If an entry includes an image, drop the image and copy the rest verbatim.

EXCERPTED RECORDS ▸
══════════════════════════════
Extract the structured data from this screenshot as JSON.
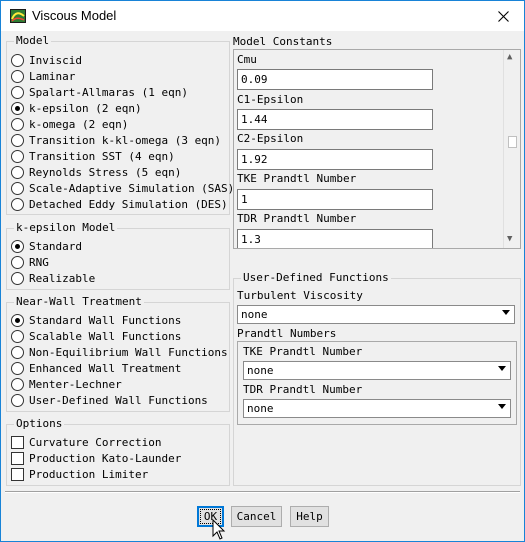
{
  "window": {
    "title": "Viscous Model",
    "app_icon": "fluent-app-icon",
    "close_icon": "close-icon"
  },
  "model": {
    "legend": "Model",
    "options": [
      {
        "label": "Inviscid",
        "selected": false
      },
      {
        "label": "Laminar",
        "selected": false
      },
      {
        "label": "Spalart-Allmaras (1 eqn)",
        "selected": false
      },
      {
        "label": "k-epsilon (2 eqn)",
        "selected": true
      },
      {
        "label": "k-omega (2 eqn)",
        "selected": false
      },
      {
        "label": "Transition k-kl-omega (3 eqn)",
        "selected": false
      },
      {
        "label": "Transition SST (4 eqn)",
        "selected": false
      },
      {
        "label": "Reynolds Stress (5 eqn)",
        "selected": false
      },
      {
        "label": "Scale-Adaptive Simulation (SAS)",
        "selected": false
      },
      {
        "label": "Detached Eddy Simulation (DES)",
        "selected": false
      }
    ]
  },
  "kepsilon_model": {
    "legend": "k-epsilon Model",
    "options": [
      {
        "label": "Standard",
        "selected": true
      },
      {
        "label": "RNG",
        "selected": false
      },
      {
        "label": "Realizable",
        "selected": false
      }
    ]
  },
  "near_wall": {
    "legend": "Near-Wall Treatment",
    "options": [
      {
        "label": "Standard Wall Functions",
        "selected": true
      },
      {
        "label": "Scalable Wall Functions",
        "selected": false
      },
      {
        "label": "Non-Equilibrium Wall Functions",
        "selected": false
      },
      {
        "label": "Enhanced Wall Treatment",
        "selected": false
      },
      {
        "label": "Menter-Lechner",
        "selected": false
      },
      {
        "label": "User-Defined Wall Functions",
        "selected": false
      }
    ]
  },
  "options": {
    "legend": "Options",
    "items": [
      {
        "label": "Curvature Correction",
        "checked": false
      },
      {
        "label": "Production Kato-Launder",
        "checked": false
      },
      {
        "label": "Production Limiter",
        "checked": false
      }
    ]
  },
  "model_constants": {
    "legend": "Model Constants",
    "items": [
      {
        "label": "Cmu",
        "value": "0.09"
      },
      {
        "label": "C1-Epsilon",
        "value": "1.44"
      },
      {
        "label": "C2-Epsilon",
        "value": "1.92"
      },
      {
        "label": "TKE Prandtl Number",
        "value": "1"
      },
      {
        "label": "TDR Prandtl Number",
        "value": "1.3"
      }
    ]
  },
  "udf": {
    "legend": "User-Defined Functions",
    "turbulent_viscosity_label": "Turbulent Viscosity",
    "turbulent_viscosity_value": "none",
    "prandtl_label": "Prandtl Numbers",
    "tke_label": "TKE Prandtl Number",
    "tke_value": "none",
    "tdr_label": "TDR Prandtl Number",
    "tdr_value": "none"
  },
  "buttons": {
    "ok": "OK",
    "cancel": "Cancel",
    "help": "Help"
  }
}
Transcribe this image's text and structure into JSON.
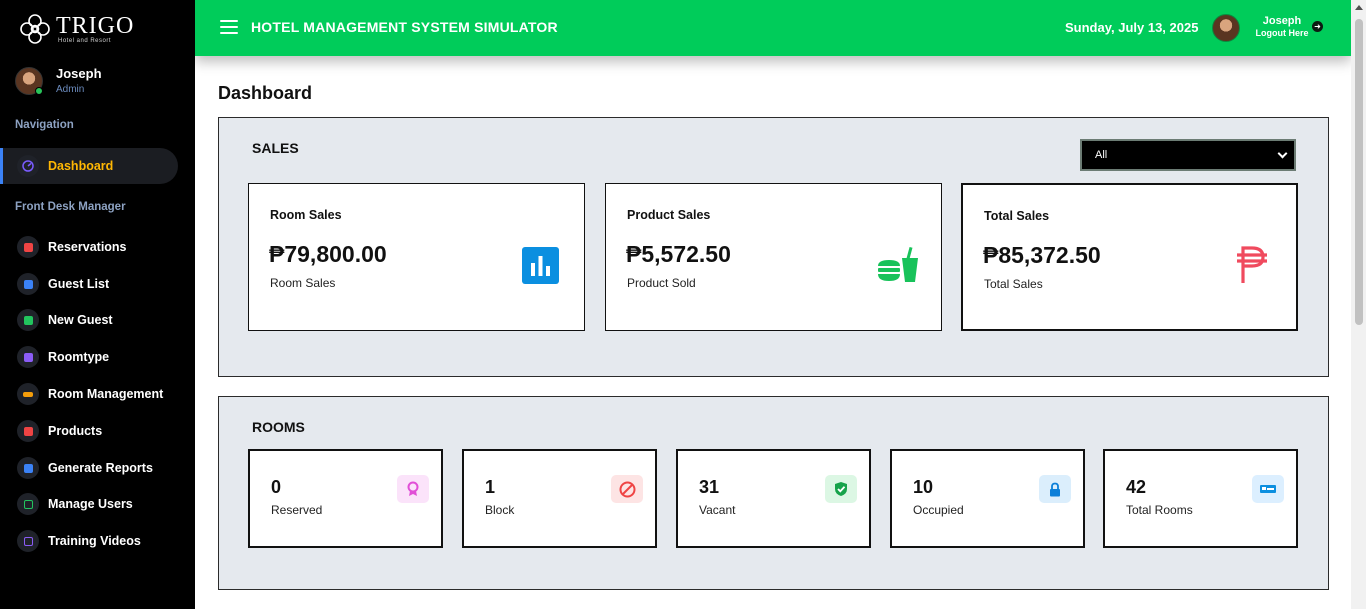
{
  "sidebar": {
    "brand_name": "TRIGO",
    "brand_sub": "Hotel and Resort",
    "user_name": "Joseph",
    "user_role": "Admin",
    "navigation_label": "Navigation",
    "front_desk_label": "Front Desk Manager",
    "items": [
      {
        "label": "Dashboard",
        "icon": "speedometer-icon",
        "color": "#7b5cff"
      },
      {
        "label": "Reservations",
        "icon": "clipboard-icon",
        "color": "#ef4444"
      },
      {
        "label": "Guest List",
        "icon": "book-icon",
        "color": "#3b82f6"
      },
      {
        "label": "New Guest",
        "icon": "calendar-icon",
        "color": "#22c55e"
      },
      {
        "label": "Roomtype",
        "icon": "room-type-icon",
        "color": "#8b5cf6"
      },
      {
        "label": "Room Management",
        "icon": "ticket-icon",
        "color": "#f59e0b"
      },
      {
        "label": "Products",
        "icon": "products-icon",
        "color": "#ef4444"
      },
      {
        "label": "Generate Reports",
        "icon": "printer-icon",
        "color": "#3b82f6"
      },
      {
        "label": "Manage Users",
        "icon": "user-card-icon",
        "color": "#22c55e"
      },
      {
        "label": "Training Videos",
        "icon": "video-icon",
        "color": "#8b5cf6"
      }
    ]
  },
  "header": {
    "title": "HOTEL MANAGEMENT SYSTEM SIMULATOR",
    "date": "Sunday, July 13, 2025",
    "user_name": "Joseph",
    "logout_label": "Logout Here"
  },
  "main": {
    "page_title": "Dashboard",
    "sales": {
      "title": "SALES",
      "filter_value": "All",
      "cards": [
        {
          "title": "Room Sales",
          "value": "₱79,800.00",
          "sub": "Room Sales",
          "icon": "bar-chart-icon",
          "color": "#0b8fe0"
        },
        {
          "title": "Product Sales",
          "value": "₱5,572.50",
          "sub": "Product Sold",
          "icon": "food-drink-icon",
          "color": "#18c25a"
        },
        {
          "title": "Total Sales",
          "value": "₱85,372.50",
          "sub": "Total Sales",
          "icon": "peso-icon",
          "color": "#f04a5e"
        }
      ]
    },
    "rooms": {
      "title": "ROOMS",
      "cards": [
        {
          "value": "0",
          "label": "Reserved",
          "icon": "ribbon-icon",
          "color": "#e14fd7",
          "bg": "#fbe3fa"
        },
        {
          "value": "1",
          "label": "Block",
          "icon": "block-icon",
          "color": "#ef4444",
          "bg": "#fde4e4"
        },
        {
          "value": "31",
          "label": "Vacant",
          "icon": "shield-check-icon",
          "color": "#16a34a",
          "bg": "#dcf7e4"
        },
        {
          "value": "10",
          "label": "Occupied",
          "icon": "lock-icon",
          "color": "#0b7fd9",
          "bg": "#dbeefc"
        },
        {
          "value": "42",
          "label": "Total Rooms",
          "icon": "bed-icon",
          "color": "#0b8fe0",
          "bg": "#dcefff"
        }
      ]
    }
  }
}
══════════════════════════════
OUTPUT OF THE TASK ▸
Extract the structured data from this screenshot as JSON.
{
  "window": {
    "title": "Viscous Model",
    "app_icon": "fluent-app-icon",
    "close_icon": "close-icon"
  },
  "model": {
    "legend": "Model",
    "options": [
      {
        "label": "Inviscid",
        "selected": false
      },
      {
        "label": "Laminar",
        "selected": false
      },
      {
        "label": "Spalart-Allmaras (1 eqn)",
        "selected": false
      },
      {
        "label": "k-epsilon (2 eqn)",
        "selected": true
      },
      {
        "label": "k-omega (2 eqn)",
        "selected": false
      },
      {
        "label": "Transition k-kl-omega (3 eqn)",
        "selected": false
      },
      {
        "label": "Transition SST (4 eqn)",
        "selected": false
      },
      {
        "label": "Reynolds Stress (5 eqn)",
        "selected": false
      },
      {
        "label": "Scale-Adaptive Simulation (SAS)",
        "selected": false
      },
      {
        "label": "Detached Eddy Simulation (DES)",
        "selected": false
      }
    ]
  },
  "kepsilon_model": {
    "legend": "k-epsilon Model",
    "options": [
      {
        "label": "Standard",
        "selected": true
      },
      {
        "label": "RNG",
        "selected": false
      },
      {
        "label": "Realizable",
        "selected": false
      }
    ]
  },
  "near_wall": {
    "legend": "Near-Wall Treatment",
    "options": [
      {
        "label": "Standard Wall Functions",
        "selected": true
      },
      {
        "label": "Scalable Wall Functions",
        "selected": false
      },
      {
        "label": "Non-Equilibrium Wall Functions",
        "selected": false
      },
      {
        "label": "Enhanced Wall Treatment",
        "selected": false
      },
      {
        "label": "Menter-Lechner",
        "selected": false
      },
      {
        "label": "User-Defined Wall Functions",
        "selected": false
      }
    ]
  },
  "options": {
    "legend": "Options",
    "items": [
      {
        "label": "Curvature Correction",
        "checked": false
      },
      {
        "label": "Production Kato-Launder",
        "checked": false
      },
      {
        "label": "Production Limiter",
        "checked": false
      }
    ]
  },
  "model_constants": {
    "legend": "Model Constants",
    "items": [
      {
        "label": "Cmu",
        "value": "0.09"
      },
      {
        "label": "C1-Epsilon",
        "value": "1.44"
      },
      {
        "label": "C2-Epsilon",
        "value": "1.92"
      },
      {
        "label": "TKE Prandtl Number",
        "value": "1"
      },
      {
        "label": "TDR Prandtl Number",
        "value": "1.3"
      }
    ]
  },
  "udf": {
    "legend": "User-Defined Functions",
    "turbulent_viscosity_label": "Turbulent Viscosity",
    "turbulent_viscosity_value": "none",
    "prandtl_label": "Prandtl Numbers",
    "tke_label": "TKE Prandtl Number",
    "tke_value": "none",
    "tdr_label": "TDR Prandtl Number",
    "tdr_value": "none"
  },
  "buttons": {
    "ok": "OK",
    "cancel": "Cancel",
    "help": "Help"
  }
}
Transcribe this image's text and structure into JSON.
{
  "sidebar": {
    "brand_name": "TRIGO",
    "brand_sub": "Hotel and Resort",
    "user_name": "Joseph",
    "user_role": "Admin",
    "navigation_label": "Navigation",
    "front_desk_label": "Front Desk Manager",
    "items": [
      {
        "label": "Dashboard",
        "icon": "speedometer-icon",
        "color": "#7b5cff"
      },
      {
        "label": "Reservations",
        "icon": "clipboard-icon",
        "color": "#ef4444"
      },
      {
        "label": "Guest List",
        "icon": "book-icon",
        "color": "#3b82f6"
      },
      {
        "label": "New Guest",
        "icon": "calendar-icon",
        "color": "#22c55e"
      },
      {
        "label": "Roomtype",
        "icon": "room-type-icon",
        "color": "#8b5cf6"
      },
      {
        "label": "Room Management",
        "icon": "ticket-icon",
        "color": "#f59e0b"
      },
      {
        "label": "Products",
        "icon": "products-icon",
        "color": "#ef4444"
      },
      {
        "label": "Generate Reports",
        "icon": "printer-icon",
        "color": "#3b82f6"
      },
      {
        "label": "Manage Users",
        "icon": "user-card-icon",
        "color": "#22c55e"
      },
      {
        "label": "Training Videos",
        "icon": "video-icon",
        "color": "#8b5cf6"
      }
    ]
  },
  "header": {
    "title": "HOTEL MANAGEMENT SYSTEM SIMULATOR",
    "date": "Sunday, July 13, 2025",
    "user_name": "Joseph",
    "logout_label": "Logout Here"
  },
  "main": {
    "page_title": "Dashboard",
    "sales": {
      "title": "SALES",
      "filter_value": "All",
      "cards": [
        {
          "title": "Room Sales",
          "value": "₱79,800.00",
          "sub": "Room Sales",
          "icon": "bar-chart-icon",
          "color": "#0b8fe0"
        },
        {
          "title": "Product Sales",
          "value": "₱5,572.50",
          "sub": "Product Sold",
          "icon": "food-drink-icon",
          "color": "#18c25a"
        },
        {
          "title": "Total Sales",
          "value": "₱85,372.50",
          "sub": "Total Sales",
          "icon": "peso-icon",
          "color": "#f04a5e"
        }
      ]
    },
    "rooms": {
      "title": "ROOMS",
      "cards": [
        {
          "value": "0",
          "label": "Reserved",
          "icon": "ribbon-icon",
          "color": "#e14fd7",
          "bg": "#fbe3fa"
        },
        {
          "value": "1",
          "label": "Block",
          "icon": "block-icon",
          "color": "#ef4444",
          "bg": "#fde4e4"
        },
        {
          "value": "31",
          "label": "Vacant",
          "icon": "shield-check-icon",
          "color": "#16a34a",
          "bg": "#dcf7e4"
        },
        {
          "value": "10",
          "label": "Occupied",
          "icon": "lock-icon",
          "color": "#0b7fd9",
          "bg": "#dbeefc"
        },
        {
          "value": "42",
          "label": "Total Rooms",
          "icon": "bed-icon",
          "color": "#0b8fe0",
          "bg": "#dcefff"
        }
      ]
    }
  }
}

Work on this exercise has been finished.